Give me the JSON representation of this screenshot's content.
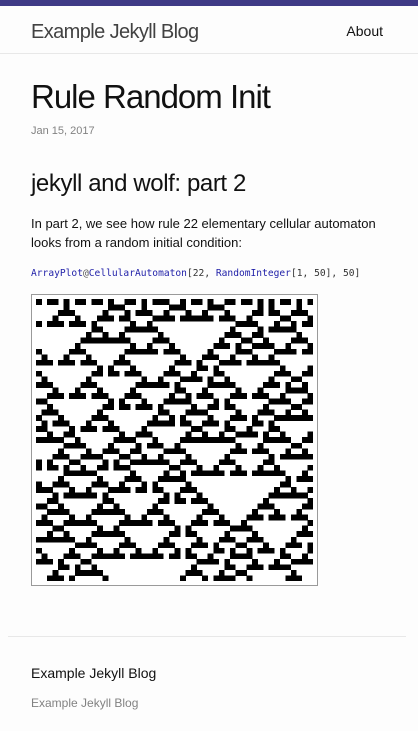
{
  "colors": {
    "accent_bar": "#3f3a86",
    "header_border": "#e8e8e8",
    "meta_text": "#828282",
    "code_function": "#1f1fa8"
  },
  "header": {
    "site_title": "Example Jekyll Blog",
    "nav": [
      {
        "label": "About"
      }
    ]
  },
  "post": {
    "title": "Rule Random Init",
    "date": "Jan 15, 2017",
    "heading": "jekyll and wolf: part 2",
    "paragraph": "In part 2, we see how rule 22 elementary cellular automaton looks from a random initial condition:",
    "code": {
      "fn1": "ArrayPlot",
      "op": "@",
      "fn2": "CellularAutomaton",
      "open1": "[",
      "rule": "22",
      "sep1": ", ",
      "fn3": "RandomInteger",
      "args": "[1, 50]",
      "sep2": ", ",
      "steps": "50",
      "close1": "]"
    },
    "figure": {
      "rule": 22,
      "width": 50,
      "steps": 51,
      "initial_row": [
        1,
        0,
        1,
        1,
        0,
        1,
        0,
        1,
        1,
        0,
        1,
        1,
        0,
        1,
        0,
        0,
        1,
        1,
        0,
        1,
        0,
        1,
        1,
        1,
        0,
        0,
        1,
        0,
        1,
        1,
        0,
        1,
        0,
        0,
        1,
        1,
        0,
        1,
        1,
        0,
        1,
        0,
        1,
        0,
        1,
        1,
        0,
        1,
        0,
        1
      ]
    }
  },
  "footer": {
    "title": "Example Jekyll Blog",
    "subtitle": "Example Jekyll Blog"
  }
}
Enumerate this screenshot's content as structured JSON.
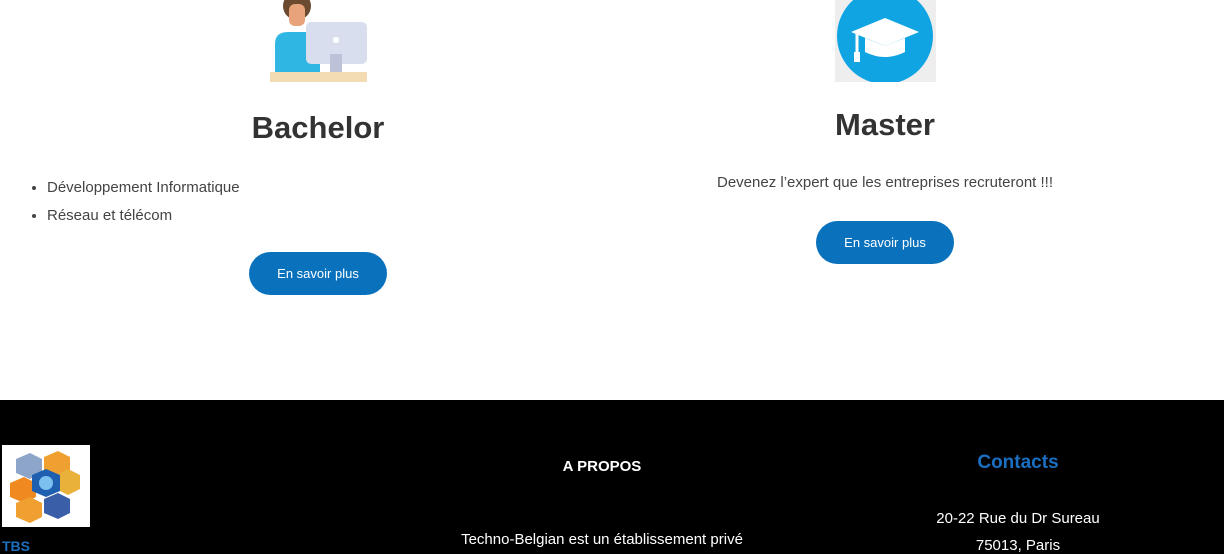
{
  "programs": {
    "bachelor": {
      "title": "Bachelor",
      "items": [
        "Développement Informatique",
        "Réseau et télécom"
      ],
      "button_label": "En savoir plus"
    },
    "master": {
      "title": "Master",
      "description": "Devenez l’expert que les entreprises recruteront !!!",
      "button_label": "En savoir plus"
    }
  },
  "footer": {
    "logo_text": "TBS",
    "about": {
      "heading": "A PROPOS",
      "text": "Techno-Belgian est un établissement privé"
    },
    "contacts": {
      "heading": "Contacts",
      "address_line1": "20-22 Rue du Dr Sureau",
      "address_line2": "75013, Paris"
    }
  },
  "colors": {
    "accent": "#0a72bd",
    "footer_bg": "#000000",
    "link_blue": "#1a6fc0"
  },
  "icons": {
    "bachelor": "student-computer-illustration",
    "master": "graduation-cap-icon"
  }
}
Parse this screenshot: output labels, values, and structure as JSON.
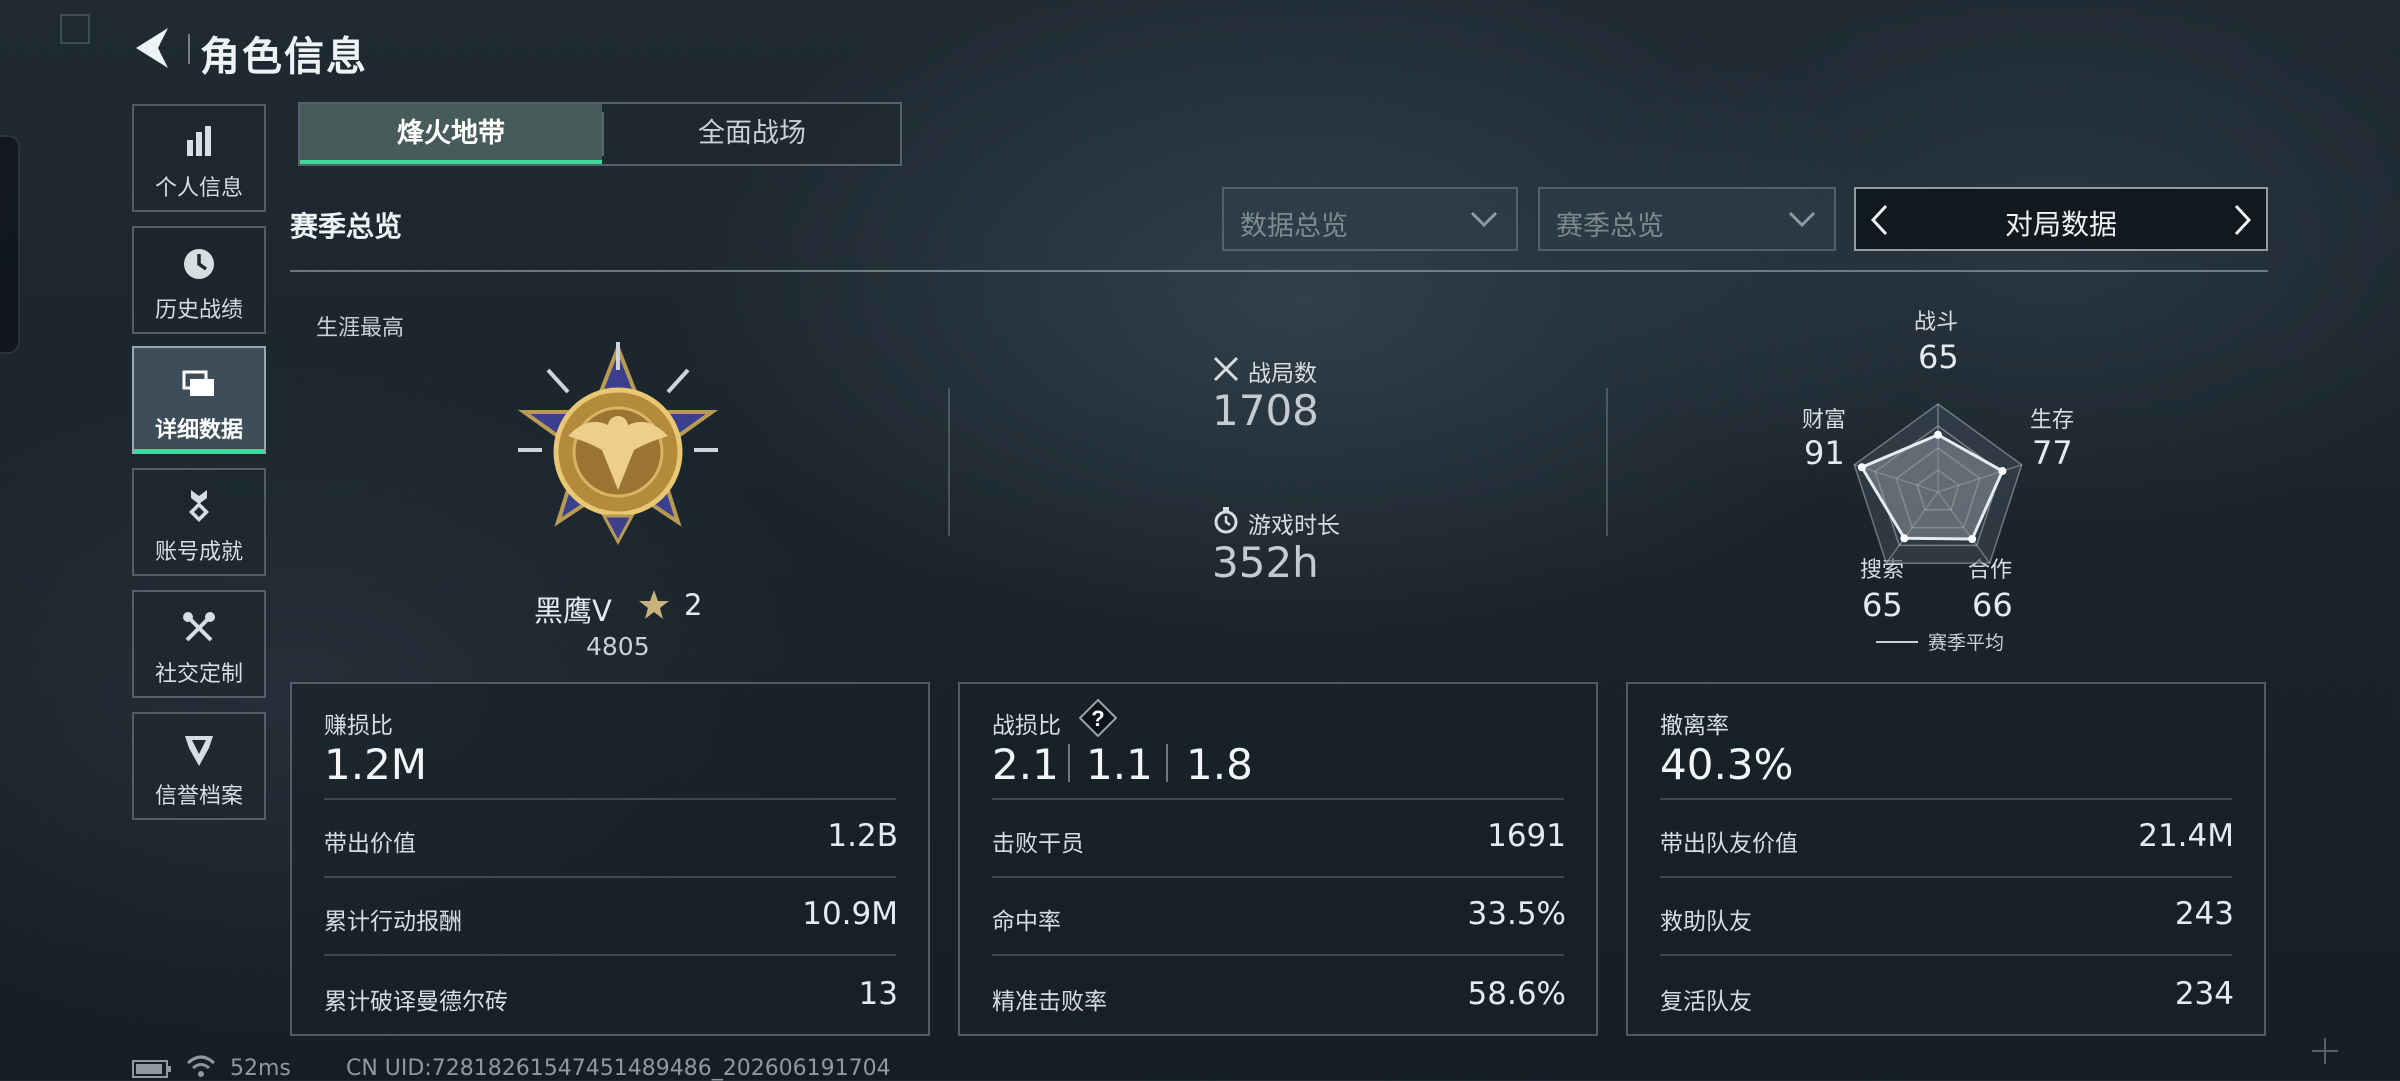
{
  "header": {
    "title": "角色信息"
  },
  "sidebar": {
    "items": [
      {
        "label": "个人信息",
        "icon": "bar-chart-icon"
      },
      {
        "label": "历史战绩",
        "icon": "history-icon"
      },
      {
        "label": "详细数据",
        "icon": "folder-icon",
        "active": true
      },
      {
        "label": "账号成就",
        "icon": "achievement-icon"
      },
      {
        "label": "社交定制",
        "icon": "tools-icon"
      },
      {
        "label": "信誉档案",
        "icon": "reputation-icon"
      }
    ]
  },
  "tabs": [
    {
      "label": "烽火地带",
      "active": true
    },
    {
      "label": "全面战场",
      "active": false
    }
  ],
  "section_title": "赛季总览",
  "filters": {
    "data_dropdown": "数据总览",
    "season_dropdown": "赛季总览",
    "match_selector": "对局数据"
  },
  "career": {
    "label": "生涯最高",
    "rank_name": "黑鹰Ⅴ",
    "stars": "2",
    "score": "4805"
  },
  "stats": {
    "battles": {
      "label": "战局数",
      "value": "1708"
    },
    "playtime": {
      "label": "游戏时长",
      "value": "352h"
    }
  },
  "radar": {
    "axes": [
      {
        "label": "战斗",
        "value": 65
      },
      {
        "label": "生存",
        "value": 77
      },
      {
        "label": "合作",
        "value": 66
      },
      {
        "label": "搜索",
        "value": 65
      },
      {
        "label": "财富",
        "value": 91
      }
    ],
    "max": 100,
    "legend": "赛季平均"
  },
  "cards": {
    "profit": {
      "title": "赚损比",
      "value": "1.2M",
      "rows": [
        {
          "label": "带出价值",
          "value": "1.2B"
        },
        {
          "label": "累计行动报酬",
          "value": "10.9M"
        },
        {
          "label": "累计破译曼德尔砖",
          "value": "13"
        }
      ]
    },
    "kd": {
      "title": "战损比",
      "help": "?",
      "values": [
        "2.1",
        "1.1",
        "1.8"
      ],
      "rows": [
        {
          "label": "击败干员",
          "value": "1691"
        },
        {
          "label": "命中率",
          "value": "33.5%"
        },
        {
          "label": "精准击败率",
          "value": "58.6%"
        }
      ]
    },
    "extract": {
      "title": "撤离率",
      "value": "40.3%",
      "rows": [
        {
          "label": "带出队友价值",
          "value": "21.4M"
        },
        {
          "label": "救助队友",
          "value": "243"
        },
        {
          "label": "复活队友",
          "value": "234"
        }
      ]
    }
  },
  "footer": {
    "ping": "52ms",
    "uid": "CN UID:7281826154745148948​6_202606191704"
  },
  "colors": {
    "accent": "#3fd99a"
  }
}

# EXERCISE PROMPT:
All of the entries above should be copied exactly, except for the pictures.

# SOLUTION TO THE PROBLEM:
Give me the JSON representation of this screenshot's content.
{
  "colors": {
    "accent_bar": "#3f3a86",
    "header_border": "#e8e8e8",
    "meta_text": "#828282",
    "code_function": "#1f1fa8"
  },
  "header": {
    "site_title": "Example Jekyll Blog",
    "nav": [
      {
        "label": "About"
      }
    ]
  },
  "post": {
    "title": "Rule Random Init",
    "date": "Jan 15, 2017",
    "heading": "jekyll and wolf: part 2",
    "paragraph": "In part 2, we see how rule 22 elementary cellular automaton looks from a random initial condition:",
    "code": {
      "fn1": "ArrayPlot",
      "op": "@",
      "fn2": "CellularAutomaton",
      "open1": "[",
      "rule": "22",
      "sep1": ", ",
      "fn3": "RandomInteger",
      "args": "[1, 50]",
      "sep2": ", ",
      "steps": "50",
      "close1": "]"
    },
    "figure": {
      "rule": 22,
      "width": 50,
      "steps": 51,
      "initial_row": [
        1,
        0,
        1,
        1,
        0,
        1,
        0,
        1,
        1,
        0,
        1,
        1,
        0,
        1,
        0,
        0,
        1,
        1,
        0,
        1,
        0,
        1,
        1,
        1,
        0,
        0,
        1,
        0,
        1,
        1,
        0,
        1,
        0,
        0,
        1,
        1,
        0,
        1,
        1,
        0,
        1,
        0,
        1,
        0,
        1,
        1,
        0,
        1,
        0,
        1
      ]
    }
  },
  "footer": {
    "title": "Example Jekyll Blog",
    "subtitle": "Example Jekyll Blog"
  }
}
Enumerate this screenshot's content as structured JSON.
{
  "programs": {
    "bachelor": {
      "title": "Bachelor",
      "items": [
        "Développement Informatique",
        "Réseau et télécom"
      ],
      "button_label": "En savoir plus"
    },
    "master": {
      "title": "Master",
      "description": "Devenez l’expert que les entreprises recruteront !!!",
      "button_label": "En savoir plus"
    }
  },
  "footer": {
    "logo_text": "TBS",
    "about": {
      "heading": "A PROPOS",
      "text": "Techno-Belgian est un établissement privé"
    },
    "contacts": {
      "heading": "Contacts",
      "address_line1": "20-22 Rue du Dr Sureau",
      "address_line2": "75013, Paris"
    }
  },
  "colors": {
    "accent": "#0a72bd",
    "footer_bg": "#000000",
    "link_blue": "#1a6fc0"
  },
  "icons": {
    "bachelor": "student-computer-illustration",
    "master": "graduation-cap-icon"
  }
}
Parse this screenshot: output labels, values, and structure as JSON.
{
  "header": {
    "title": "角色信息"
  },
  "sidebar": {
    "items": [
      {
        "label": "个人信息",
        "icon": "bar-chart-icon"
      },
      {
        "label": "历史战绩",
        "icon": "history-icon"
      },
      {
        "label": "详细数据",
        "icon": "folder-icon",
        "active": true
      },
      {
        "label": "账号成就",
        "icon": "achievement-icon"
      },
      {
        "label": "社交定制",
        "icon": "tools-icon"
      },
      {
        "label": "信誉档案",
        "icon": "reputation-icon"
      }
    ]
  },
  "tabs": [
    {
      "label": "烽火地带",
      "active": true
    },
    {
      "label": "全面战场",
      "active": false
    }
  ],
  "section_title": "赛季总览",
  "filters": {
    "data_dropdown": "数据总览",
    "season_dropdown": "赛季总览",
    "match_selector": "对局数据"
  },
  "career": {
    "label": "生涯最高",
    "rank_name": "黑鹰Ⅴ",
    "stars": "2",
    "score": "4805"
  },
  "stats": {
    "battles": {
      "label": "战局数",
      "value": "1708"
    },
    "playtime": {
      "label": "游戏时长",
      "value": "352h"
    }
  },
  "radar": {
    "axes": [
      {
        "label": "战斗",
        "value": 65
      },
      {
        "label": "生存",
        "value": 77
      },
      {
        "label": "合作",
        "value": 66
      },
      {
        "label": "搜索",
        "value": 65
      },
      {
        "label": "财富",
        "value": 91
      }
    ],
    "max": 100,
    "legend": "赛季平均"
  },
  "cards": {
    "profit": {
      "title": "赚损比",
      "value": "1.2M",
      "rows": [
        {
          "label": "带出价值",
          "value": "1.2B"
        },
        {
          "label": "累计行动报酬",
          "value": "10.9M"
        },
        {
          "label": "累计破译曼德尔砖",
          "value": "13"
        }
      ]
    },
    "kd": {
      "title": "战损比",
      "help": "?",
      "values": [
        "2.1",
        "1.1",
        "1.8"
      ],
      "rows": [
        {
          "label": "击败干员",
          "value": "1691"
        },
        {
          "label": "命中率",
          "value": "33.5%"
        },
        {
          "label": "精准击败率",
          "value": "58.6%"
        }
      ]
    },
    "extract": {
      "title": "撤离率",
      "value": "40.3%",
      "rows": [
        {
          "label": "带出队友价值",
          "value": "21.4M"
        },
        {
          "label": "救助队友",
          "value": "243"
        },
        {
          "label": "复活队友",
          "value": "234"
        }
      ]
    }
  },
  "footer": {
    "ping": "52ms",
    "uid": "CN UID:7281826154745148948​6_202606191704"
  },
  "colors": {
    "accent": "#3fd99a"
  }
}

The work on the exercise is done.